Indicator 5 of the WBTi examines how well healthcare systems support breastfeeding. It looks in detail at the training of all health professionals who interact with mothers and babies – midwives, health visitors, GPs, paediatricians, lactation consultants and others – both before and after they qualify in their profession. You can see the full education checklist here.

It also asks whether health workers understand their responsibilities under the International Code of Marketing of Breast-milk Substitutes, and whether mothers and babies are able to stay together when one of them is sick.

Support for mothers comes from many sources, not just health professionals. It can come from family, friends, the community at large, and particularly breastfeeding peer-support groups. In the UK, these are run by organisations like the Association of Breastfeeding Mothers, Breastfeeding Network, La Leche League, NCT, as well as by the NHS itself. Mothers who have breastfed their own babies – and who have received training to provide breastfeeding support – are able to provide valuable help to new mothers.
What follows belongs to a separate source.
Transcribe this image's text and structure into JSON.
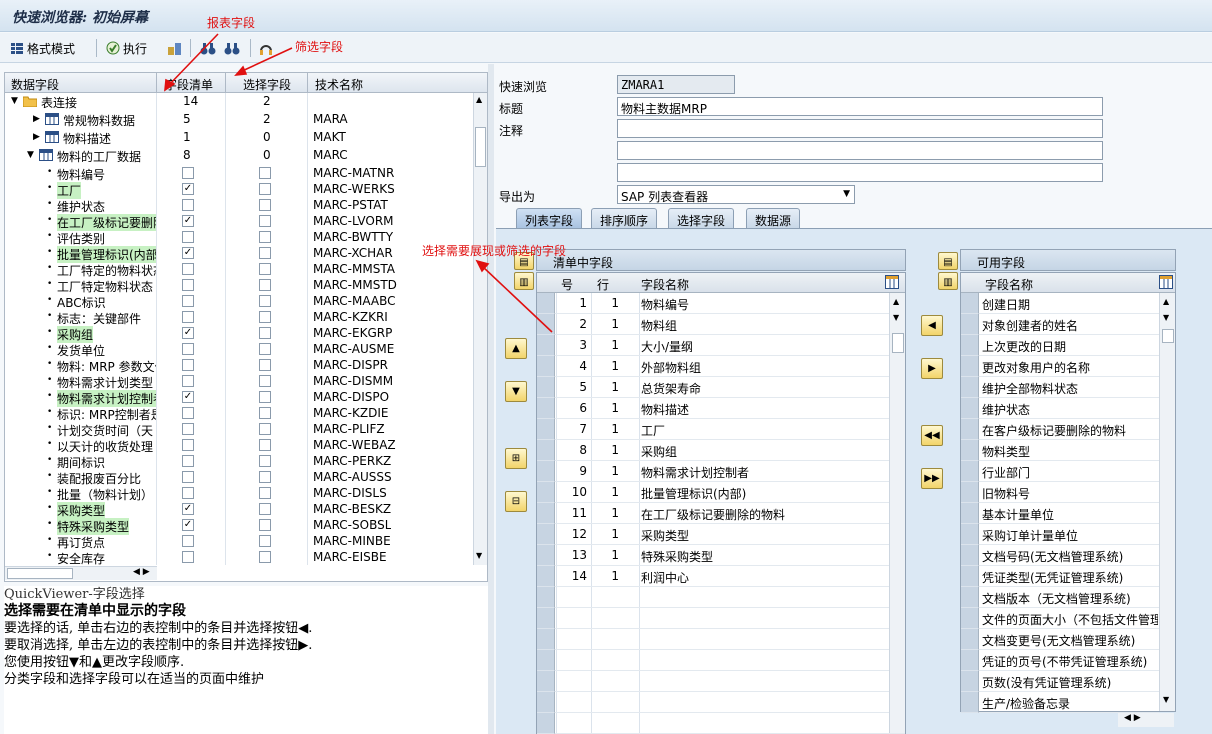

In the UK, just 1 percent of babies are exclusively breastfed for the recommended six months. Common reasons that mothers give for stopping breastfeeding include:

  • finding breastfeeding painful
  • concerns about their milk supply
  • conflicting advice from health professionals
  • lack of support
LLL Mother support group
Trained support is needed at all levels, from peer supporters to lactation consultants. Click here for details of the different roles.

Peer supporters are “informed friends” who can help mothers understand what’s normal and help with many common breastfeeding concerns. They offer a compassionate and empathetic ear to new mothers.

This importance of this community-level support is recognised in Indicator 6 of the WBTi, which looks in detail at access to skilled mother support and community outreach. Good peer-support programmes can increase the length of time that mothers exclusively breastfeed their babies. In other words, they can help mothers who want to breastfeed to carry on for as long they choose.